PONTE VEDRA BEACH, Fla. – The most overrated player, at least according to a recent player poll, outdueled arguably the game’s most little-known player and the undisputed most complex player to win the PGA Tour’s biggest title.
Not bad for a tournament virtually devoid of the type of leaderboard that normally makes headlines heading into Sunday’s final turn.
A day that began with more questions then answers with 30 players within five strokes of the lead ended with an exclamation point that could be heard all the way to South Florida.
Rickie Fowler, who along with Ian Poulter was voted the game’s most overrated player in a recent player poll on Golf.com, rallied from three strokes down to begin Sunday at The Players with a bold stretch to finish his round and what could only be described as a brash performance in a playoff that stretched to dusk.
“Going into the playoff, it was almost like nothing to lose,” said Fowler, who defeated Sergio Garcia and Kevin Kisner on the fourth extra hole with his sixth birdie of the week on the iconic 17th hole. “I was out of the golf tournament through 12 holes today, and we managed to fight our way back in.”
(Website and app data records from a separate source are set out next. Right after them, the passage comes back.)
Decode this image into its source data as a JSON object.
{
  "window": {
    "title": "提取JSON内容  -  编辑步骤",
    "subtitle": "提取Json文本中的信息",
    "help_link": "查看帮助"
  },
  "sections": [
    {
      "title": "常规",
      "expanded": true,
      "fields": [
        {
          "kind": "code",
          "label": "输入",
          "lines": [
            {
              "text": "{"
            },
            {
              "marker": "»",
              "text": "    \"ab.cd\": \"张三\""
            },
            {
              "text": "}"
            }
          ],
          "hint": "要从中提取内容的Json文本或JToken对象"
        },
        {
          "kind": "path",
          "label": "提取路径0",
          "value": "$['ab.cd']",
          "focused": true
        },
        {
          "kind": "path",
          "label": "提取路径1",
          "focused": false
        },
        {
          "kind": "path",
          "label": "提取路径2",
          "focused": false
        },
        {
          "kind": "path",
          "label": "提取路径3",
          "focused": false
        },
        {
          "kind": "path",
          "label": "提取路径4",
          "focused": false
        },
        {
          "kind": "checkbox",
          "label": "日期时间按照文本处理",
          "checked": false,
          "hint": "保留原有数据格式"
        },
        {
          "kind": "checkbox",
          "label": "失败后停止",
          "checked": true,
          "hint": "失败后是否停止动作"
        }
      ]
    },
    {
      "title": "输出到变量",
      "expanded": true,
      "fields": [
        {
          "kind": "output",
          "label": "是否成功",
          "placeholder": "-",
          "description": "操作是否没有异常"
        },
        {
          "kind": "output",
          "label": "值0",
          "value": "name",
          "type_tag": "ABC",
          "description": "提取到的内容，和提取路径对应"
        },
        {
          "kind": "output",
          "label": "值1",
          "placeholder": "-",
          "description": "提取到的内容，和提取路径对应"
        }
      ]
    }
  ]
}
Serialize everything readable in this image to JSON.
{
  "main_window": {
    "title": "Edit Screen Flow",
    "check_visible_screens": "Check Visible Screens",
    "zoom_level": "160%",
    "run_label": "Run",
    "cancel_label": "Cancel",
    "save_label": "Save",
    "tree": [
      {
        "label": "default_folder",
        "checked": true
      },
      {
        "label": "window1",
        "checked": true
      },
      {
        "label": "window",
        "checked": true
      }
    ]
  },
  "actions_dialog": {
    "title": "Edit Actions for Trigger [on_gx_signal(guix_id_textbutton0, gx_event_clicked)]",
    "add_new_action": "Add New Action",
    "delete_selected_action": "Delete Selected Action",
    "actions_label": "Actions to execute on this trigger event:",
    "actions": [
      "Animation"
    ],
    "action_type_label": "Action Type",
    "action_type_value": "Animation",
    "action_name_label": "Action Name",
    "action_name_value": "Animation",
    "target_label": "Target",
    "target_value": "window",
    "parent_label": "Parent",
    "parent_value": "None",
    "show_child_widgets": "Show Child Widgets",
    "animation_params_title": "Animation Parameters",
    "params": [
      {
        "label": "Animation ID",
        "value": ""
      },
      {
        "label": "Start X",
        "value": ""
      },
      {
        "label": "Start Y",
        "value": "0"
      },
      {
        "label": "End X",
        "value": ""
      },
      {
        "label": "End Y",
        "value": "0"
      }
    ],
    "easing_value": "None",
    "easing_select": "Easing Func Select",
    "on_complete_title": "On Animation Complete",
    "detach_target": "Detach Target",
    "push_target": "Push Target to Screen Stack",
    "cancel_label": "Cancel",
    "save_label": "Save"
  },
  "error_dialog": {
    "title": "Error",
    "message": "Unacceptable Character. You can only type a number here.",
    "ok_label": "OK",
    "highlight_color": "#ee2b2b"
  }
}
Fowler began his charge with a birdie at the 13th hole in regulation, although he said it was a clutch par at No. 12 that set things in motion. He would play the Stadium Course’s final six holes in 6 under par, including an eagle at No. 16, to grab the clubhouse lead.
After that he watched and waited. He waited for more than an hour as potential challengers ebbed and flowed before two (Garcia and Kisner) matched his total and two (Ben Martin and Bill Haas) came up just short.
At one point it appeared officials would have to go with a split-tee start for the playoff. There hadn’t been this much uncertainty in Ponte Vedra Beach since the Tour initiated testing for performance-enhancing drugs in 2008.
In the first aggregate, three-hole playoff in Players history, Fowler and Kisner birdied the second overtime hole (No. 17) and finished tied at 1 under par, a stroke clear of Garcia. At the first sudden-death playoff hole (No. 17) Fowler hit his tee shot to 4 feet and converted the birdie putt for his second Tour victory in his 142nd career start.
That’s three tee shots at No. 17 all within 7 feet for birdie ... in the same day.
Not bad for a guy who received 24 percent of the vote as the game’s most overrated player, a dig that fueled Fowler, who was already trending in an impressive direction.
Although Fowler had been reluctant to dwell publicly on the poll this week, when asked if he thought it gave his man extra motivation, caddie Joe Skovron conceded the obvious, “I’m sure it did. It’s always going to.”
The victory moved Fowler into the top 10 in the Official World Golf Ranking and sets the table for a potential “Big Three” in golf with Jordan Spieth and Rory McIlroy fresh off similarly high-profile victories.
Kisner’s climb will not be nearly as meteoric, but his runner-up showing will elevate the little-known player’s status beyond golf circles. In the last month he’s played six playoff holes in 2 under par and is 0-for-2 in that stretch.
At last month’s RBC Heritage, Kisner birdied the first extra hole against Jim Furyk but lost that overtime frame with a par at the second.
“[Fowler] was 8 under in the last 10 holes?” Kisner asked. “That’s pretty good. Feel like what I did at Hilton Head and still didn’t win. Golf is a hard and cruel game.”
There was no need to remind Garcia of that truth.
For the week, El Nino battled through two putting grips and two different putters, one of which ended up in the garbage can, but came up short in his quest for his second Players title.
For a time, it appeared Garcia had finally been saved by his putting, a line your scribe never thought we would pen, with a 43-footer for birdie at No. 17 to move to 12 under. To put that in context, his longest putt for his previous 70 holes had been 27 feet.
But in the playoff, the Spaniard missed from 16 feet, 38 feet and 18 feet and had no interest in silver linings following his near miss.
“It’s just, that’s the way it is,” said Garcia, who closed with a 68. “Some days you feel better with the game, some days you don’t.”
It’s a unique level of perspective that Fowler could relate to. Characterized in some circles for a perceived lack of toughness and an inability to “close,” he turned to swing coach Butch Harmon in December 2013 and was the only player to finish in the top five in each of the four majors in 2014.
Still, the questions persisted and seemed to reach a crescendo as word spread about the player poll. Although Fowler has never shied away from the media spotlight, the 26-year-old seemed uncomfortable with the narrative. There is, after all, no easy way to deny being overrated without sounding overrated.
That is, until Sunday.
“I laughed at the poll,” Fowler said Sunday at TPC Sawgrass. “If there was any question, I think this right here [Players trophy] answers anything you need to know.”
He also solidified all one needs to know about The Players. Historically the Tour’s grand soiree has been won by the player who fist-pumps last on the 17th hole. The only difference this year is it took three trips to the island green.